However, while you can choose the metrics your charts report on, you can’t then make any alterations to the charts themselves. So you can’t change colors, show/hide data points, combine data points, customize the legend, add descriptions, change titles and labels etc.

As Custom Charts is about telling visual stories with your data, you can do all these things. You have a lot of freedom over how your charts display so that you can tell a data story that’s fully tailored to the needs of your audience. For example, you may want to use color to emphasize priority or urgency, and you may want to add a description to give the chart extra context.

Cross-Team Release Burndown in Custom Charts

This makes Custom Charts much more powerful in this category.

Winner: Custom Charts

Table customization

Custom Charts is about data visualization. It’s a way of getting an audience to engage with data quickly. This is something you can’t do with tables and grids.

Tables and grids serve a different purpose. They are for investigating what’s going on and why in more detail, and this is exactly what Time in Status is designed for. Therefore, its grids and tables are fully customizable. You can use one of the app’s default reports, or you can create your own.

You can use the column manager to enable or disable the display of issue fields, add or subtract specific values of status duration in the calculation, and create a status group to calculate lead time, time to resolution, time to market etc. You can also use the pivot table view to aggregate your issues, perform calculations on them, and highlight patterns and trends in the data.

And so Time in Status wins this one.

Winner: Time in Status

Screenshot of SaaSJet Time in Status

Sharing reports

Because SaaSJet’s Time in Status app doesn’t allow customized charts, the app integrates with a variety of other tools. This allows you to share time in status reports from SaaSJet’s app in applications such as PowerBI, Qlik, and Google Sheets.

In effect, you can share live time in status reports externally very easily in whatever application you use, and you can visualize the data using that app’s capabilities.

You’re more restricted with Custom Charts. At present, Custom Charts are only shareable with other Jira users; Confluence users if you have the Confluence version of the app; and Jira Service Management (JSM) customers using a JSM portal. You can also export a chart as a PDF but this would be a static image, not a live report.

So Time in Status wins this category.

Winner: Time in Status

To summarize…

CategoryWinner
General Jira reportingCustom Charts
Depth of informationTime in Status
UsabilityCustom Charts
Chart customizationCustom Charts
Table customizationTime in Status
Sharing reportsTime in Status

And the real winner is…

Well, that depends on what you need!

The main difference between these two apps is:

  • Time in Status is for deep-dive analysis and investigation of time in status data with a view to finding blockers and refining workflows.
  • Custom Charts is for visualizing all kinds of project management metrics but at a higher, broader level, allowing teams to spot trends quickly and identify things that need further investigating.

To be honest, it could be that you need both. Use Custom Charts to find out what needs investigating, and Time in Status to do the investigating.

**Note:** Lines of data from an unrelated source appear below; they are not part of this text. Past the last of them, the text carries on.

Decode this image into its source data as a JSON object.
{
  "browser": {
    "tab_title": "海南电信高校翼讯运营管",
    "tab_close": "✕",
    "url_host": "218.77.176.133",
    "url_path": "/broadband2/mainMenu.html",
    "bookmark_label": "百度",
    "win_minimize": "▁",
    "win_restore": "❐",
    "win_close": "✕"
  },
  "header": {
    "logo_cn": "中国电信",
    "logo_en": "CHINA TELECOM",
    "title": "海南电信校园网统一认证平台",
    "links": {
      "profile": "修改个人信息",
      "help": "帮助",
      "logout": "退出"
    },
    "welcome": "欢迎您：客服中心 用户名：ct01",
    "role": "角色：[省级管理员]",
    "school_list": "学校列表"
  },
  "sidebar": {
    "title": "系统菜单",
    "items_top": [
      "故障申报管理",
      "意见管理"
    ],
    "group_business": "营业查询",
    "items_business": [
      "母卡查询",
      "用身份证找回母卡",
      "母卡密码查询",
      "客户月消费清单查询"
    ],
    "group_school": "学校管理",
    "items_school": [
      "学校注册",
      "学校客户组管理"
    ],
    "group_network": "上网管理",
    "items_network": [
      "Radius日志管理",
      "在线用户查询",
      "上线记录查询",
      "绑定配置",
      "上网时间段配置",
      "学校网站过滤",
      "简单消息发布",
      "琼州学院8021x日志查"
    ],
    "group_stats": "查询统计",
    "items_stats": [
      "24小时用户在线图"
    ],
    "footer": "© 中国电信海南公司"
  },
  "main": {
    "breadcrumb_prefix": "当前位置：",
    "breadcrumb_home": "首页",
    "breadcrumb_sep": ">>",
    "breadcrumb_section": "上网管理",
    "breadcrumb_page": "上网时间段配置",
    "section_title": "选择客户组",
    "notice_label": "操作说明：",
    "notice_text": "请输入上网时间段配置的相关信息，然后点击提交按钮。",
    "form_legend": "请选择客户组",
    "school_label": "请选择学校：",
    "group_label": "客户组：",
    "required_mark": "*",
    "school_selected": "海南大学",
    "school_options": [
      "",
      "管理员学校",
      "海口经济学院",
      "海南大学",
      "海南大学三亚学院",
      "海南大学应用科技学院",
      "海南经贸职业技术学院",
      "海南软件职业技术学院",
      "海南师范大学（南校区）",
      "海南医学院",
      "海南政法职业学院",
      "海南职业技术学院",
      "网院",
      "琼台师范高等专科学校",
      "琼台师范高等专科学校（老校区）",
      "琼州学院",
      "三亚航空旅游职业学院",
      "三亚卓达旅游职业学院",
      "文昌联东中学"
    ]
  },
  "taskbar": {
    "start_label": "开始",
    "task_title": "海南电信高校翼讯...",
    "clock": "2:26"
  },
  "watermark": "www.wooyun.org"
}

In other words, analogy fans, Custom Charts is the beat cop, Time in Status is the detective. :smile:

Try Custom Charts free on the Atlassian Marketplace
Try Time in Status free on the Atlassian Marketplace

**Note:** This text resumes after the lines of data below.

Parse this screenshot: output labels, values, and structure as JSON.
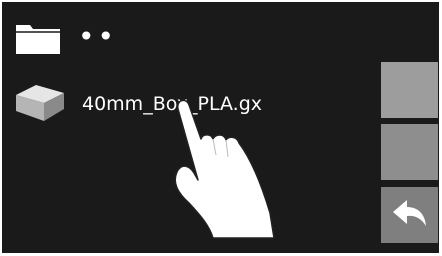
{
  "file_list": {
    "items": [
      {
        "type": "parent-folder",
        "icon": "folder-icon",
        "label": "..",
        "label_shown": "••"
      },
      {
        "type": "file",
        "icon": "box-model-icon",
        "label": "40mm_Box_PLA.gx"
      }
    ]
  },
  "side_buttons": [
    {
      "name": "scroll-up",
      "icon": ""
    },
    {
      "name": "scroll-down",
      "icon": ""
    },
    {
      "name": "back",
      "icon": "back-arrow-icon"
    }
  ],
  "overlay": {
    "icon": "pointing-hand-icon"
  },
  "colors": {
    "screen_bg": "#1a1a1a",
    "text": "#ffffff",
    "button_light": "#9d9d9d",
    "button_mid": "#8e8e8e",
    "button_dark": "#7f7f7f"
  }
}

Christopher is a self-confessed nerd who’d probably take the cake on Mastermind if Star Trek: Voyager was his specialist subject. He writes fiction about time travel, conspiracies and aliens; loves roller coasters, hiking and Christmas; and hates carpet, rom-coms and anything with chilli in it. He’s written extensively for technology companies and Atlassian partners and specializes in translating complicated technical concepts, specs and jargon into readable, benefits-driven copy that casual readers will understand.